Through its cooperative agreement with the Office of Minority Health, the
initiative is an intense academic enrichment and reinforcement program designed
to better prepare students to remain in the academic pipeline and pursue a
career in the health professions and/or biomedical research. The Association of
American Indian Physicians is dedicated to pursuing excellence in Native
American health care by promoting education in the medical disciplines, honoring
traditional healing practices, and restoring the balance of mind, body, and spirit.
For more information, contact Lauren Cruse, 505-272-3690 or visit

Reminder: General Obligations Bonds Planning Meeting, June 20
The General Obligations (GO) Bonds Planning Committee will meet June 20, at
1:30 pm at Central New Mexico Community College’s (CNM) Workforce Training
Center, Room 103. Contact Dr. Gerald Burke, Chairman of Executive Committee,
at 505-639-2041.

Important Dates
June 20             Secretary McClure to speak at Santa Fe Chamber luncheon
June 20             General Obligation Bond meeting, CNM Workforce Training
June 21-23          NMHED Data Verification: Eastern New Mexico University-
June 24             NMHED Capital Project Requests for FY08 and Five-Year
June 24             New Mexico Assembly of Student Leaders meeting
June 26-28          NMHED Data Verification: Clovis Community College
June 27-29          ABE Clovis Community College evaluation site visit
June 28-30          NMHED Data Verification: Eastern New Mexico University-
July 1              Deadline to submit Loan-for-Service applications to NMHED
July 10-12          ABE National NRS Training for Western states
July 14                   General Obligation Bonds final payment due to GO Bond
July 15               Changes to I&G Performance Measures for FY08 due to
July 18             Public Hearing for NM Administrative Code higher ed
July 18                    New Mexico Higher Education Advisory Board meeting
July 23-27          WICHE Conference on Retention, Breckenridge, CO
August 9            General Obligation Bond meeting
August 9-11         Legislative Education Study Committee, NMHED to present,
August 10           NMHED Institutional Budget and Capital Project meeting
August 10            Institutional Confirmation of Mil Levy Rates due to NMHED
August 18            Institutional I&G Equipment List due to NMHED
August 29            ABE The Gathering Place mini site visit
August 30-Sept 1 ABE Tepeyac site evaluation visit
September 7                  NMHED Institutional Budget and Capital Project
meeting, Silver City
September 7-8        ABE Fall Gathering
September 8          NMHED Institutional Budget and Capital Project meeting,
September 12-14 Legislative Education Study Committee, Socorro
September 14                 NMHED Institutional Budget and Capital Project
meetings, Espanola
September 15                 NMHED Institutional Budget and Capital Project
meetings, Albuquerque
September 26-28        ABE NMSU-Alamogordo site evaluation visit
September 27-29 NM Technology in Education (K-20) Conference,
October 18-20                Legislative Education Study Committee, Santa Fe
October 17-19                ABE Los Alamos site evaluation visit
October 18-20                Legislative Education Study Committee, Santa Fe

Friday, June 23
    NMSU-Grants – Dr. Pam Etre-Perez, Statewide Director of Adult Basic

Issues of the weekly e-newsletter Updates from the Cabinet Secretary of Higher Education are
posted to our website at To be added to the distribution list or suggest
topic ideas, please email and include name, title, organization, email,
and phone number.

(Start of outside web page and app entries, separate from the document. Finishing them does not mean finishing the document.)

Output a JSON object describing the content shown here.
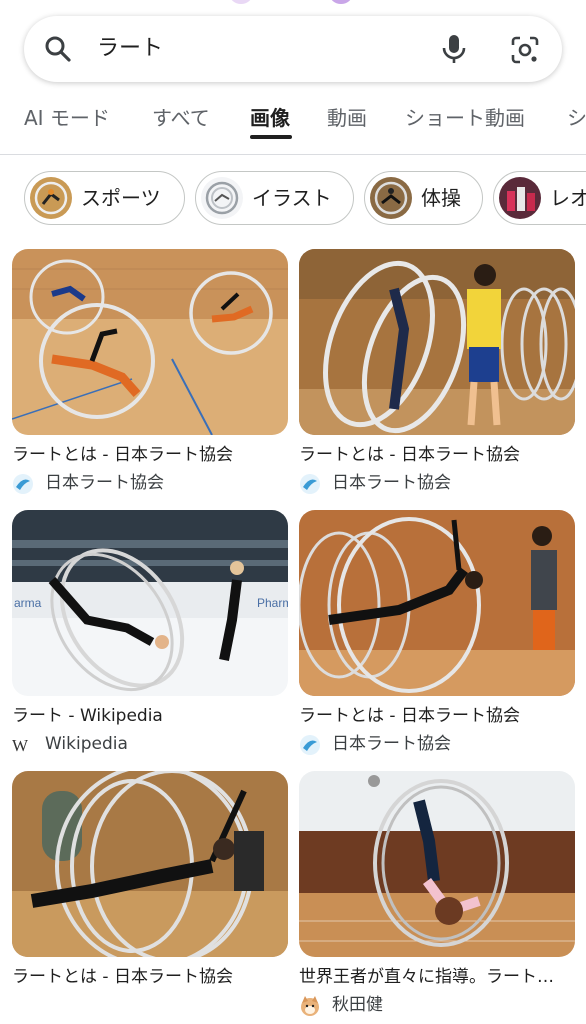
{
  "search": {
    "query": "ラート"
  },
  "tabs": [
    {
      "label": "AI モード",
      "active": false
    },
    {
      "label": "すべて",
      "active": false
    },
    {
      "label": "画像",
      "active": true
    },
    {
      "label": "動画",
      "active": false
    },
    {
      "label": "ショート動画",
      "active": false
    },
    {
      "label": "シ",
      "active": false
    }
  ],
  "chips": [
    {
      "label": "スポーツ"
    },
    {
      "label": "イラスト"
    },
    {
      "label": "体操"
    },
    {
      "label": "レオ"
    }
  ],
  "results": [
    {
      "title": "ラートとは - 日本ラート協会",
      "source": "日本ラート協会",
      "favicon": "jra-logo-icon"
    },
    {
      "title": "ラートとは - 日本ラート協会",
      "source": "日本ラート協会",
      "favicon": "jra-logo-icon"
    },
    {
      "title": "ラート - Wikipedia",
      "source": "Wikipedia",
      "favicon": "wikipedia-icon"
    },
    {
      "title": "ラートとは - 日本ラート協会",
      "source": "日本ラート協会",
      "favicon": "jra-logo-icon"
    },
    {
      "title": "ラートとは - 日本ラート協会",
      "source": "",
      "favicon": ""
    },
    {
      "title": "世界王者が直々に指導。ラート…",
      "source": "秋田健",
      "favicon": "shiba-dog-avatar-icon"
    }
  ],
  "colors": {
    "floor": "#d9a56b",
    "wheel": "#d8d8d8",
    "text_secondary": "#5f6368"
  }
}
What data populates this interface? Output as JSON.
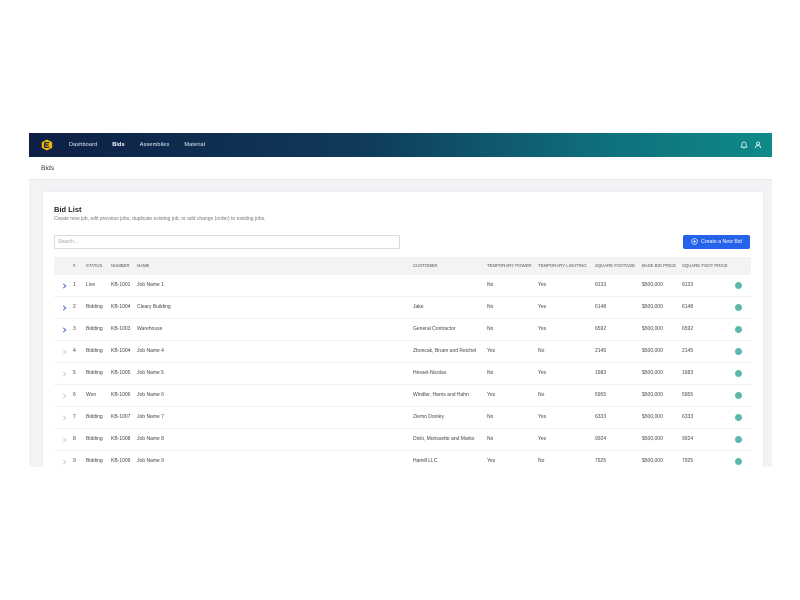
{
  "nav": {
    "items": [
      "Dashboard",
      "Bids",
      "Assemblies",
      "Material"
    ],
    "active_index": 1
  },
  "page": {
    "title": "Bids"
  },
  "bid_list": {
    "title": "Bid List",
    "subtitle": "Create new job, edit previous jobs, duplicate existing job, or add change (order) to existing jobs.",
    "search_placeholder": "Search...",
    "create_label": "Create a New Bid"
  },
  "table": {
    "headers": [
      "#",
      "STATUS",
      "NUMBER",
      "NAME",
      "CUSTOMER",
      "TEMPORARY POWER",
      "TEMPORARY LIGHTING",
      "SQUARE FOOTAGE",
      "BASE BID PRICE",
      "SQUARE FOOT PRICE"
    ],
    "rows": [
      {
        "num": "1",
        "status": "Live",
        "number": "KB-1001",
        "name": "Job Name 1",
        "customer": "",
        "temp_power": "No",
        "temp_lighting": "Yes",
        "square_footage": "9133",
        "base_bid_price": "$500,000",
        "square_foot_price": "9133",
        "expandable": true
      },
      {
        "num": "2",
        "status": "Bidding",
        "number": "KB-1004",
        "name": "Cleary Building",
        "customer": "Jake",
        "temp_power": "No",
        "temp_lighting": "Yes",
        "square_footage": "6148",
        "base_bid_price": "$500,000",
        "square_foot_price": "6148",
        "expandable": true
      },
      {
        "num": "3",
        "status": "Bidding",
        "number": "KB-1003",
        "name": "Warehouse",
        "customer": "General Contractor",
        "temp_power": "No",
        "temp_lighting": "Yes",
        "square_footage": "6592",
        "base_bid_price": "$500,000",
        "square_foot_price": "6592",
        "expandable": true
      },
      {
        "num": "4",
        "status": "Bidding",
        "number": "KB-1004",
        "name": "Job Name 4",
        "customer": "Zboncak, Bruen and Reichel",
        "temp_power": "Yes",
        "temp_lighting": "No",
        "square_footage": "2145",
        "base_bid_price": "$500,000",
        "square_foot_price": "2145",
        "expandable": false
      },
      {
        "num": "5",
        "status": "Bidding",
        "number": "KB-1005",
        "name": "Job Name 5",
        "customer": "Hessel-Nicolas",
        "temp_power": "No",
        "temp_lighting": "Yes",
        "square_footage": "1683",
        "base_bid_price": "$500,000",
        "square_foot_price": "1683",
        "expandable": false
      },
      {
        "num": "6",
        "status": "Won",
        "number": "KB-1006",
        "name": "Job Name 6",
        "customer": "Windler, Harris and Hahn",
        "temp_power": "Yes",
        "temp_lighting": "No",
        "square_footage": "5955",
        "base_bid_price": "$500,000",
        "square_foot_price": "5955",
        "expandable": false
      },
      {
        "num": "7",
        "status": "Bidding",
        "number": "KB-1007",
        "name": "Job Name 7",
        "customer": "Ziemo Dooley",
        "temp_power": "No",
        "temp_lighting": "Yes",
        "square_footage": "6333",
        "base_bid_price": "$500,000",
        "square_foot_price": "6333",
        "expandable": false
      },
      {
        "num": "8",
        "status": "Bidding",
        "number": "KB-1008",
        "name": "Job Name 8",
        "customer": "Dicki, Morissette and Marks",
        "temp_power": "No",
        "temp_lighting": "Yes",
        "square_footage": "9924",
        "base_bid_price": "$500,000",
        "square_foot_price": "9924",
        "expandable": false
      },
      {
        "num": "9",
        "status": "Bidding",
        "number": "KB-1009",
        "name": "Job Name 9",
        "customer": "Hamill LLC",
        "temp_power": "Yes",
        "temp_lighting": "No",
        "square_footage": "7925",
        "base_bid_price": "$500,000",
        "square_foot_price": "7925",
        "expandable": false
      }
    ]
  },
  "colors": {
    "topbar_start": "#0e1f45",
    "topbar_end": "#0e8a88",
    "accent": "#2563eb",
    "logo": "#f5b800",
    "status_dot": "#5cb8ad",
    "chevron_active": "#3b5bdb"
  },
  "icons": {
    "logo": "brand-logo-icon",
    "notifications": "bell-icon",
    "user": "user-icon",
    "create": "plus-circle-icon",
    "expand": "chevron-right-icon"
  }
}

Thank you.

Laura J. Mulry
Director of Communications
New Mexico Higher Education Department
1068 Cerrillos Road
Santa Fe, New Mexico 87505-1650
P: 505-476-6500
New! Direct Phone: 505-476-6542
Cell (for media on deadline): 505-490-3259
Fax: 505-476-6511

Confidentiality Notice: This e-mail, including all attachments is for the sole use of the
intended recipient(s) and may contain confidential and privileged information. Any
unauthorized review, use, disclosure or distribution is prohibited unless specifically
provided under the New Mexico Inspection of Public Records Act. If you are not the
intended recipient, please contact the sender and destroy all copies of this message. --
This email has been scanned by the Sybari - Antigen Email System.

To top